Entries by AusPBC

Should we change the definition of “pro bono legal services”?

Should “low-bono” work count as “pro bono”? Should “pro bono” include work done for clients operating for profit?
These important questions and others around the definition of “pro bono legal services” are open for public discussion in National Pro Bono Aspirational Target: The Target at Ten Years, a paper released by the Centre to mark a decade of the Target.

Asia Pro Bono Conference continues to emphasise education and empowerment

The focus of this conference continues to be on education and empowerment with a significant number of students attending particularly from the University of Malaya, but also students from Queensland University of Technology in Brisbane and the University of Newcastle. Staff and students from the law faculties of the Universities from the region and NGOs made up about 20-25 per cent of the audience. This, together with the many lawyers from less developed countries in the region and its participatory style gives this conference a unique informality and dynamism.

Moree/Walgett Housing Repairs Project wins 2017 Pro Bono Partnership Award

Located in North-Eastern NSW, Moree and Walgett are small outback towns with a rich Indigenous and colonial history. Regrettably, Indigenous disadvantage persists in the region to this day, particularly in relation to housing conditions. On a single street in Moree, issues ranged from black mould in a leaking bathroom or a shower with no floor, to exposed and dangerous electrical fittings, and an elderly woman living without a functioning stove.

PILnet Global Forum inspires in Budapest

It was fitting that the 2017 Global Pro Bono Forum (16-19 October 2017) was held in the place where PILnet established its first European clearing house in 2006. Celebrating 20 years since its inception, PILnet staged a forum that brought together many committed and talented public interest lawyers and pro bono enthusiasts to deliver an informative, thought-provoking and inspiring event. Notable was the depth of knowledge and experience of presenters.

The conference was held against the backdrop of pressing issues in Hungary concerning defence of the public interest and respect for the rule of law.

Q&A with Peter Seidel, Arnold Bloch Leibler

Congratulations to the pro bono team at Arnold Bloch Leibler on winning the 2017 Lawyers Weekly Pro Bono Program of the Year Award. We asked ABL public interest law partner Peter Seidel to tell us about the firm’s pro bono program. This article kicks off a new series of Q&A pieces focusing on some of the outstanding pro bono programs run by National Pro Bono Aspirational Target signatories, as part of the Target’s ten-year anniversary celebrations. ABL are a Foundation Signatory to the Target.

Q&A with Lauren Miller, Carnival Australia

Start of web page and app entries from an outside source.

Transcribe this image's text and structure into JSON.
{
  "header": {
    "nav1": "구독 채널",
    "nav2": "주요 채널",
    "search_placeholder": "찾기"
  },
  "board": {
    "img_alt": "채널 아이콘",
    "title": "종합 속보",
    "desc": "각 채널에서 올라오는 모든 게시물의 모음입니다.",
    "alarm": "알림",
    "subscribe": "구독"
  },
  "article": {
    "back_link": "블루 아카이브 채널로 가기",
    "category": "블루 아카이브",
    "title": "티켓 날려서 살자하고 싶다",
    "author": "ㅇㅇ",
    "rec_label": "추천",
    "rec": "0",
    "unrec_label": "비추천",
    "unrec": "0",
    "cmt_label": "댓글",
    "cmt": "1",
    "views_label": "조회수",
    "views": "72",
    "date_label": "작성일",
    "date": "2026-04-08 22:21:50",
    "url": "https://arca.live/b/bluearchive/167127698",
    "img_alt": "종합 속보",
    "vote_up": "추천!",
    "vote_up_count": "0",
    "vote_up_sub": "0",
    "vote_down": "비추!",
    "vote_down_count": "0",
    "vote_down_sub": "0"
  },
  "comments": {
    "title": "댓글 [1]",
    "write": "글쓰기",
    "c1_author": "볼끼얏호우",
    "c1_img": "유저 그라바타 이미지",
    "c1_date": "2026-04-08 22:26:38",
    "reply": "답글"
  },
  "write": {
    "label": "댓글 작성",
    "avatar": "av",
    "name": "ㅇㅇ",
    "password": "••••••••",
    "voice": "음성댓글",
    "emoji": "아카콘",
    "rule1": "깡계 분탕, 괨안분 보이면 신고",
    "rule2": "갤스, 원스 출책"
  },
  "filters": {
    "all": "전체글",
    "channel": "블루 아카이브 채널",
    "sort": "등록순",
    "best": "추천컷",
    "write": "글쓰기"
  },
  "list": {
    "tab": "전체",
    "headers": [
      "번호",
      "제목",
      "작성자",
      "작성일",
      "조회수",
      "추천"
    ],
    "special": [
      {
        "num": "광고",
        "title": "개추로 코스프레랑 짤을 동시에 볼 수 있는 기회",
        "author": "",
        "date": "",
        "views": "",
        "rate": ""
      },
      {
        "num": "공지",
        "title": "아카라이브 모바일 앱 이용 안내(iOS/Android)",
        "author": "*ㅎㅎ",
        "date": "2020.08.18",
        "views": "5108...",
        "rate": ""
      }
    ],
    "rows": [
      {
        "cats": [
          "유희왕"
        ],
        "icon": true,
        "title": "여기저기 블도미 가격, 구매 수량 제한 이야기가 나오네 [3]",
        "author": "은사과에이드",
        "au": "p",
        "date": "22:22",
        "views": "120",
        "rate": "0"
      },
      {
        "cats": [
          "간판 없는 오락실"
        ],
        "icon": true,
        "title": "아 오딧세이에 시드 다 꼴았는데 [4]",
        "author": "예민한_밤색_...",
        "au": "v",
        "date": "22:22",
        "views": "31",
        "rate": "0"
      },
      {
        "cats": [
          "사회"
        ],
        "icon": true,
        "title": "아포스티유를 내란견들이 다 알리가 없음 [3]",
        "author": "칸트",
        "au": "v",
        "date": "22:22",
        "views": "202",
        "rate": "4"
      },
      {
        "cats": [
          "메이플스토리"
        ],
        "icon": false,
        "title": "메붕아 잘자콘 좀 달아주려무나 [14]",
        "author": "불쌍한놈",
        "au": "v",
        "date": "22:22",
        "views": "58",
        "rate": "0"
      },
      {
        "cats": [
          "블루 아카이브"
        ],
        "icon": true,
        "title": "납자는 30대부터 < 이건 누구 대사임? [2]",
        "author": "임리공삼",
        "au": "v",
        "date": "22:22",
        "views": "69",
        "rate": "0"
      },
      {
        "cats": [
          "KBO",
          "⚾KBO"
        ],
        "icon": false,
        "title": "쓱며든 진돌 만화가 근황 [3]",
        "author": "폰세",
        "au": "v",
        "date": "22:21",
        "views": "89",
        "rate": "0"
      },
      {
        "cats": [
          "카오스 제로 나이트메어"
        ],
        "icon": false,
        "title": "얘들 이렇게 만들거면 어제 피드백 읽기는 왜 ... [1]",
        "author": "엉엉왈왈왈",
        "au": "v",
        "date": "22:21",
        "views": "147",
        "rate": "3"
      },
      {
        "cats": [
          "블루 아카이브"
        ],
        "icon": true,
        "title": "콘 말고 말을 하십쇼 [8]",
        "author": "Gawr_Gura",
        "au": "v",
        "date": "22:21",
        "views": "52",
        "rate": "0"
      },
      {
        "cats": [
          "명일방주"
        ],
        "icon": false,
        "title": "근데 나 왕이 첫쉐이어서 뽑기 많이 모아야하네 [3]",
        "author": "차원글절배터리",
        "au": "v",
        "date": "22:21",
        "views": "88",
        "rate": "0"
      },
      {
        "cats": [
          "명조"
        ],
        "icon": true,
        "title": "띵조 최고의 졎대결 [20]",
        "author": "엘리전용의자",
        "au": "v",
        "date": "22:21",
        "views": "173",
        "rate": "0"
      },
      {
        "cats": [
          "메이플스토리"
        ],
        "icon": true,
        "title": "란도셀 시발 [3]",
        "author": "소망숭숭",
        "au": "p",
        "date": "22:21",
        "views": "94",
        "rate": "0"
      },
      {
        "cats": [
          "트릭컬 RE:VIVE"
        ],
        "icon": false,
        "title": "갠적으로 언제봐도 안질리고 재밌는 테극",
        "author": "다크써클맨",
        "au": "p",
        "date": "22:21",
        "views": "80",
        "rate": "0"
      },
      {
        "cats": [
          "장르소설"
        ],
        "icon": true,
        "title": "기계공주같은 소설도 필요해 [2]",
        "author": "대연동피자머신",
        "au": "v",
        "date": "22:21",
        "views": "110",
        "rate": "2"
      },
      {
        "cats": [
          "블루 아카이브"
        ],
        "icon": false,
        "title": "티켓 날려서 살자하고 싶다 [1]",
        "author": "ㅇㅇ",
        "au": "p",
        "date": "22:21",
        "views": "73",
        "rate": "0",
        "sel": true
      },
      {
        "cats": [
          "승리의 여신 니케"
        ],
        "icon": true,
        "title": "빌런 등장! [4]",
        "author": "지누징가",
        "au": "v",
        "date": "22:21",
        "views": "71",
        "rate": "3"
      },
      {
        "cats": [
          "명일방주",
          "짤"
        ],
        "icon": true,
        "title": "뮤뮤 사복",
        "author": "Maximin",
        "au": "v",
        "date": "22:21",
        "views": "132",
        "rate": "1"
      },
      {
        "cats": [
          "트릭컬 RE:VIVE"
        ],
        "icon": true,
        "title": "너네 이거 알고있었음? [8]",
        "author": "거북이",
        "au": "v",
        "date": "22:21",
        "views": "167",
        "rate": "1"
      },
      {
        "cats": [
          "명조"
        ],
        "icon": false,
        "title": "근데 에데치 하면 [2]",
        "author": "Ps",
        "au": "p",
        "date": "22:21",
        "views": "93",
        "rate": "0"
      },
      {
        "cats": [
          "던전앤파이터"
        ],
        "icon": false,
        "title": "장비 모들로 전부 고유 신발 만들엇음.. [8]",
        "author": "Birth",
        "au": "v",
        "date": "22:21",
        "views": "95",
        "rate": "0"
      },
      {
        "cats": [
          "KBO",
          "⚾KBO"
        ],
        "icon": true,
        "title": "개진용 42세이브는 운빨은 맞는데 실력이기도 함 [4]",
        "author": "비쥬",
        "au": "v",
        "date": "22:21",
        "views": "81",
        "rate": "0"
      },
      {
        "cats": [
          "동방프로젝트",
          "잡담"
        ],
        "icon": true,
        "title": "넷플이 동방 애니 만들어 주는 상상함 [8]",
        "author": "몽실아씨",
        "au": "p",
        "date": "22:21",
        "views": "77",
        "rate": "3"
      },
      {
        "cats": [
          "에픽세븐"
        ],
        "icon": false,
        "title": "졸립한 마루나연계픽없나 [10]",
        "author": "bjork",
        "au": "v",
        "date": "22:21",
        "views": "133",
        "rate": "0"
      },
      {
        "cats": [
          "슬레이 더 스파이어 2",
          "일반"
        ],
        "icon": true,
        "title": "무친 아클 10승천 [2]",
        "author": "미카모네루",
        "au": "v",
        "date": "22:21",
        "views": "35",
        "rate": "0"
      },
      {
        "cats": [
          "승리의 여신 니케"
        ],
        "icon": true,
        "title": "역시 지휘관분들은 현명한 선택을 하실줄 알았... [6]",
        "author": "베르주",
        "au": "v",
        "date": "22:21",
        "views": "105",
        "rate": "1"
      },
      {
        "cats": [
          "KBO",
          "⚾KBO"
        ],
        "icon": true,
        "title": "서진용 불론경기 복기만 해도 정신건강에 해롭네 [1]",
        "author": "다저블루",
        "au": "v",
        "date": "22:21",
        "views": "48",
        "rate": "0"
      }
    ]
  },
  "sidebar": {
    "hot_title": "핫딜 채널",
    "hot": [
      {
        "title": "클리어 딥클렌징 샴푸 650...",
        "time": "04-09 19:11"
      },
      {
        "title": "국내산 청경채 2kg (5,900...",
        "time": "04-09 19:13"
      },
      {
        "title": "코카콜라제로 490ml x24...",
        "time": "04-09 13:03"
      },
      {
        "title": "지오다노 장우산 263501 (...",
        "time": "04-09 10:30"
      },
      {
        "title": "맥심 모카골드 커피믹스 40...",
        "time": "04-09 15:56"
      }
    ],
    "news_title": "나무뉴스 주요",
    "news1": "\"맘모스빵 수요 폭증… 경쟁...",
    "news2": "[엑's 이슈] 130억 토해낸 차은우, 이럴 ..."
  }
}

“Our pro bono work is a natural extension of our organisation’s commitment to sustainability, diversity and inclusion. The idea that shared value is created through contribution to our communities is fundamental to how we operate. In some ways, our pro bono work is simply another expression of that principle. The shared value for our organisation and for the organisations we support through pro bono work is mutually reinforcing.”

Conversations With Corporates: Why pro bono?

In-house lawyers are a significant part of the legal landscape. Our conversations with corporate counsel have revealed some common themes. When it comes to pro bono, in-house corporate lawyers and their employers can both meaningfully contribute to, and greatly benefit from, doing pro bono. Gabriela Christian-Hare, our Head of Strategy & Policy, shares some of these insights in this article.

Volunteers and Pro Bono Partnerships make significant contribution to Community Legal Centres

The recent survey by the National Association of Community Legal Centres reveals that pro bono partnerships contributed 57,848 hours of assistance to Community Legal Centres in 2015/16, with volunteers supplying an additional 17,098 hours of work per week. Individual volunteers supplied an additional 17,098 hours of work per week or an estimated 889,096 hours to 112 CLCs in the year 2015/16.